Which is still essentially nothing. For classical computing you move the timescale from quadrillions of years down to only millions of years. Congratulations.

Wait what? did you even read beyond that point? you are partially quoting to prove that you are right is that what you trying to do here? I repeat my self todays computing power 10^15+ so theoritically if classical computing keeps going forward at the same pace it's advanced with since the 60s we will be looking at 10^30 10^40 Flops in the next decade or two which is enough to crack 128bits in a few seconds and we will move on to 10^70 Flops and beyond in another decade or two from there, that is without taking into consideration anything else! which not even remotly true

No we haven't, no key with 128 bit strength has been brute forced. You can't simply compare key size. A 256 bit ECC key has equivalent strength to a 3,072 bit RSA key and a 128 bit symmetric key/hash. You may be talking about some individual algorithms being cryptographically broken, it is hard to tell because you are all over the place. I already pointed out that is possible but it has nothing to do with

You do really have some reading issues, please reread my sentence, and correct your statement I think I was clear enough, I do understand that I make mistakes from time to time because I'm not an english native speaker but please.

No people like me would have been warning that 56 bits was insufficient due to the fact that it was within 1000x of what current computing power was capable of. That is a far cry from saying 128 bit key strength is secure because it uses energy on a scale that would make brute infeasible.
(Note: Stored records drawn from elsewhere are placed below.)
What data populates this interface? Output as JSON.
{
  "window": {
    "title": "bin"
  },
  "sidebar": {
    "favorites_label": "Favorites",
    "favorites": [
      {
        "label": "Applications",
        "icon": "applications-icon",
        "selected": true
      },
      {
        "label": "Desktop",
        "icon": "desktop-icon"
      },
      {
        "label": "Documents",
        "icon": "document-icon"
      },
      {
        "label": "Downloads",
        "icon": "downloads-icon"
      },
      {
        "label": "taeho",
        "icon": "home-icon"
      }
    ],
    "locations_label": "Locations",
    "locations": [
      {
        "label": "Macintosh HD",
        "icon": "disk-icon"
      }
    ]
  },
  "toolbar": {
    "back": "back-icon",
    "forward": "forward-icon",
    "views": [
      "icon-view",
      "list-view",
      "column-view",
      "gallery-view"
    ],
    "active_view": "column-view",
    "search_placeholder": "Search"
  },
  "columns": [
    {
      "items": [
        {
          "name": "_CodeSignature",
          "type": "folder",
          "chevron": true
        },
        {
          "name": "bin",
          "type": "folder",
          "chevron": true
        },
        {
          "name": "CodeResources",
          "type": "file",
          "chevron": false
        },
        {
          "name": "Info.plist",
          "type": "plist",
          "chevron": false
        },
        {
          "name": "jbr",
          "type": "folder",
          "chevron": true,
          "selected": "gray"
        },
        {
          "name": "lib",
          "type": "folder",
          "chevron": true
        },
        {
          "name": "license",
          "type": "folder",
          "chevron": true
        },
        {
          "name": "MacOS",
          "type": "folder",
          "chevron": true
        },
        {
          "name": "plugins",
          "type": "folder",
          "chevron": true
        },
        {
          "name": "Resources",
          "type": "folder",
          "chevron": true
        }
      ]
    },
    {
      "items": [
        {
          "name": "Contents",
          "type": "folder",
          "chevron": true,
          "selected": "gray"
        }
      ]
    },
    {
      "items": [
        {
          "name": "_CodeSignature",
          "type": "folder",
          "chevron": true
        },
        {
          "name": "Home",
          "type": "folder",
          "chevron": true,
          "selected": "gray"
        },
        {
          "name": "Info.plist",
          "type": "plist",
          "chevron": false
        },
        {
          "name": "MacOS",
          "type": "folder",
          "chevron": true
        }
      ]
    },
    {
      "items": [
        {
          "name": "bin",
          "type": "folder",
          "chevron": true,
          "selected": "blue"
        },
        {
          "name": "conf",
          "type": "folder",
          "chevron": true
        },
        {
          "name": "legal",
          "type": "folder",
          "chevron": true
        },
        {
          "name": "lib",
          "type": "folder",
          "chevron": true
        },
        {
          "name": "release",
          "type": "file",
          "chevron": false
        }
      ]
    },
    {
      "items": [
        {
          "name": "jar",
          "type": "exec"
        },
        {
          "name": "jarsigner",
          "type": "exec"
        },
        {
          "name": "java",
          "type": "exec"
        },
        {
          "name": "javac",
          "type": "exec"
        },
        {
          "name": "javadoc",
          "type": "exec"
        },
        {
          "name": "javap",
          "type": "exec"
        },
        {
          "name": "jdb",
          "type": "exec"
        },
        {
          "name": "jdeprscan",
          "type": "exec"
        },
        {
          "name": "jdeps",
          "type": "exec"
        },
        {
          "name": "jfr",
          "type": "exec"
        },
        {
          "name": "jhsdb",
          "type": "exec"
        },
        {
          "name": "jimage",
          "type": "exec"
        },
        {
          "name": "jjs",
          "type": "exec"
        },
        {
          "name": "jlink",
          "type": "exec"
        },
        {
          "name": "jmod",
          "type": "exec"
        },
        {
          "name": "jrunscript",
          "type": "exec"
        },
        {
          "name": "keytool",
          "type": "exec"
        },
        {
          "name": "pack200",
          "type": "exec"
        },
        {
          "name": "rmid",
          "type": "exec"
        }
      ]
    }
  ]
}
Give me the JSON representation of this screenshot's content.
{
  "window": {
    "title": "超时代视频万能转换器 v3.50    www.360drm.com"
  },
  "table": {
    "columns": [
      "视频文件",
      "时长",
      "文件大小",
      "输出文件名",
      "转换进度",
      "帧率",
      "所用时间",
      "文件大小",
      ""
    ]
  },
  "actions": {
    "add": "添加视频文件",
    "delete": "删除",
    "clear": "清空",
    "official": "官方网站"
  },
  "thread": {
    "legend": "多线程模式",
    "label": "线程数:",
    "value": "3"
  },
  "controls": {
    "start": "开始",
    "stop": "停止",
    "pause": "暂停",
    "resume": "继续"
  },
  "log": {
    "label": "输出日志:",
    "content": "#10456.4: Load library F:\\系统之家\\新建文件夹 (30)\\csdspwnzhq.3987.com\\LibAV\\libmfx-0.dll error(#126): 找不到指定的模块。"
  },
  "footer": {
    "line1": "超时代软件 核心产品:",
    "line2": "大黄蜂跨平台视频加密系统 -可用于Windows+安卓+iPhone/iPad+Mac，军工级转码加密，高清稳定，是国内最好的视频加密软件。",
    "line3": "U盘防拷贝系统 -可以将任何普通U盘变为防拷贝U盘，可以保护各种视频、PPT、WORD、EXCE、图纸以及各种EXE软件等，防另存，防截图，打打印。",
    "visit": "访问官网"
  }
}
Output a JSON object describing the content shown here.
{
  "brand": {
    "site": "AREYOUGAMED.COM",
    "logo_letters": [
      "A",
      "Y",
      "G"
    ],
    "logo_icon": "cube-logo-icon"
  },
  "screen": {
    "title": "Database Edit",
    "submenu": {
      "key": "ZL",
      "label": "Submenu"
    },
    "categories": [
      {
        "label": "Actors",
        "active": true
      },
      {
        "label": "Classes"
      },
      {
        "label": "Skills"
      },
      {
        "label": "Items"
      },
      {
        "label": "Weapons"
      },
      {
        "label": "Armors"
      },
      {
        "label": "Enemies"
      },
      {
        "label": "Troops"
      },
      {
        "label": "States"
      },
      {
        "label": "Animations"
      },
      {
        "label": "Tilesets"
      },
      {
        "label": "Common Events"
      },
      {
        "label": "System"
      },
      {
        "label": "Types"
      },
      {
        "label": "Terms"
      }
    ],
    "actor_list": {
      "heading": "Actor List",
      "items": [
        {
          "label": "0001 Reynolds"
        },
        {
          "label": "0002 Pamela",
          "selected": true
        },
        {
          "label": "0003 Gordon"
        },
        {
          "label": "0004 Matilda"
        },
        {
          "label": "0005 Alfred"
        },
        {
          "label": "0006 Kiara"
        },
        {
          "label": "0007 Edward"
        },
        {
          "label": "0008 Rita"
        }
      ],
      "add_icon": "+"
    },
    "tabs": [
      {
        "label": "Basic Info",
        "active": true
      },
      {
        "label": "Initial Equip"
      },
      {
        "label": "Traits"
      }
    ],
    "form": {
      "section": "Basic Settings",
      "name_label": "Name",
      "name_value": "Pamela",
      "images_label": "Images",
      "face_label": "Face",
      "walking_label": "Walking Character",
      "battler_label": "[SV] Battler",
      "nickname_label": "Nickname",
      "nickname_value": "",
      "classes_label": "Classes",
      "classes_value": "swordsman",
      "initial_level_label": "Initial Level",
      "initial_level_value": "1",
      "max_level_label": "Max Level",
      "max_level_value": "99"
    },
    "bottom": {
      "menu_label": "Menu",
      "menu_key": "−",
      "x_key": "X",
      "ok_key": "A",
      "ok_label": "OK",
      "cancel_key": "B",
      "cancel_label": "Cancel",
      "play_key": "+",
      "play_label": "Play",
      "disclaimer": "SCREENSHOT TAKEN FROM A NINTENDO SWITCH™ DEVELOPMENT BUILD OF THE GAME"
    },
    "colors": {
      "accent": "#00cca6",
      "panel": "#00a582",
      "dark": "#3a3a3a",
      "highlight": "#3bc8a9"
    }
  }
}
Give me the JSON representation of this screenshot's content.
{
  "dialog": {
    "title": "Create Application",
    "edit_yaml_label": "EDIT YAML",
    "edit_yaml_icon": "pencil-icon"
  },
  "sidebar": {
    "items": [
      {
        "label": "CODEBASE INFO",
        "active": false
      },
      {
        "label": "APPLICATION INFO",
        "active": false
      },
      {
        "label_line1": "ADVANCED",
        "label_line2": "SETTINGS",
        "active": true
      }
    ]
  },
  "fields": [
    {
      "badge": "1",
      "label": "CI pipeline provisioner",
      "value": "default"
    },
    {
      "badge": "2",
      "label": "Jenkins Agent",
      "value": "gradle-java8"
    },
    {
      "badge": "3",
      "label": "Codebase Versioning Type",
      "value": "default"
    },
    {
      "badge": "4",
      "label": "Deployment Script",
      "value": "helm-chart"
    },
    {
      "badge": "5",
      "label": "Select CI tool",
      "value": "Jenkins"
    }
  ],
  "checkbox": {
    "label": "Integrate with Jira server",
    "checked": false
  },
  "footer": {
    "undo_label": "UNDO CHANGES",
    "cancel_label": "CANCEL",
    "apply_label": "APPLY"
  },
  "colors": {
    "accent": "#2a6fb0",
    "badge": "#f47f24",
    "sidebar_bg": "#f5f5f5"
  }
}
If we pretend the entire Bitcoin network (30 PH/s) "could" brute force symmetric keys at the same speed instead it would be able to brute force an 80 bit symmetric key in about one year. If it was 1000x more powerful it could brute force a 96 bit symmetric key in about a century. If it was a million times powerful it would still take on average a millennium to brute force a 128 bit symmetric key. To do it in a year would require a system which is a billion times more powerful.

No you woudn't, because people like you did claim the same and it was similar case scenarion in the 80s. And it wasn't x1000 diference I don't even know where are you getting that number from, The Cray Supercomputer from the 80s had 80MFlops or 80x10^6 (The Cray 2 which came in the end of the 80s has 1.2GFlops!) Todays supercomputer for example the Tianhe-2 has a computing power of 34x10^15 ! moving from 56bit to 128 means we squared the difficulty aka (2^56)^2 = 2^128 now if you compare this to computing power and how it is increasing (10^6)^2 = 10^12 <<< 10^15

And again you are taking into consideration CURRENT technology, with CURRENT technology it will take almost infinity to brute force even 128bit not even talking about 256 and I DO NOT DISAGREE WITH THIS, but that's not the point as I've been explaning to you repeatdly you are just being obstined here

None of those (except QC) would do anything more than switching from a teaspoon to a bucket when trying to empty an ocean.

Wrong as proven above.

Proven doesn't mean what you think it means. Proven doesn't mean spouting out false statements, gibberish, and strawmen.

False statement? the one you didn't prove wrong or false? the math calculation? the Flops from the supercomputer trough the decades which part is fasle? I'm sorry but you are loosing even more credibility here.

Dwave's system is not capable of implementing Shor's algorithm. It uses a process called quantum annealing. Quantum Computing isn't some super duper magical bullet which solves all problems all the time. Quantum annealing is a pretty cool concept for solving **certain types of problems** like pathfinding, simulating organic processes, network optimization, etc. It is completely useless for the purposes of breaking cryptographic keys.

On the progress of building a true general purpose quantum computer capable of implementing shor's algorithm the progress has been very slow. 15 was factored in 2001 using Shor's algorithm and a 4 qubits QC. By 2012 that had progressed to factoring 21 in using 5 qubits. One estimate for the total physical qubits (including circuits for error control and correction) necessary for breaking 256 bit ECC is on the order of 40,000 qubits. **We went from 4 to 5 in the space of a decade and the "finish line" is 40,000 qubits.** That could be doubled by switching to a 512 bit curve. Quantum Decoherence is a bitch.

The problem becomes increasingly difficult as the size of the computer grows. It may not be possible to accomplish that in our lifetimes. Wake me up when someone factors 32 bit number using quantum computing. If QC becomes a credible threat Bitcoin can evolve to addresses which use post-quantum cryptography.

That's a whole other debate and the only credible paper about on how DWave computer or how much it is a Quantum Computer is this one

http://arxiv.org/abs/1401.7087But Again DWave is by far not the only one in the field.

As for Quantum Annealing is a LEGIT interpretation of Quantum computing, as we are talking about Quantum-mechanical superposition principale here! And when use Quantum Mechanics principales and Quanta to compute, isn't this what Quantum computing is about?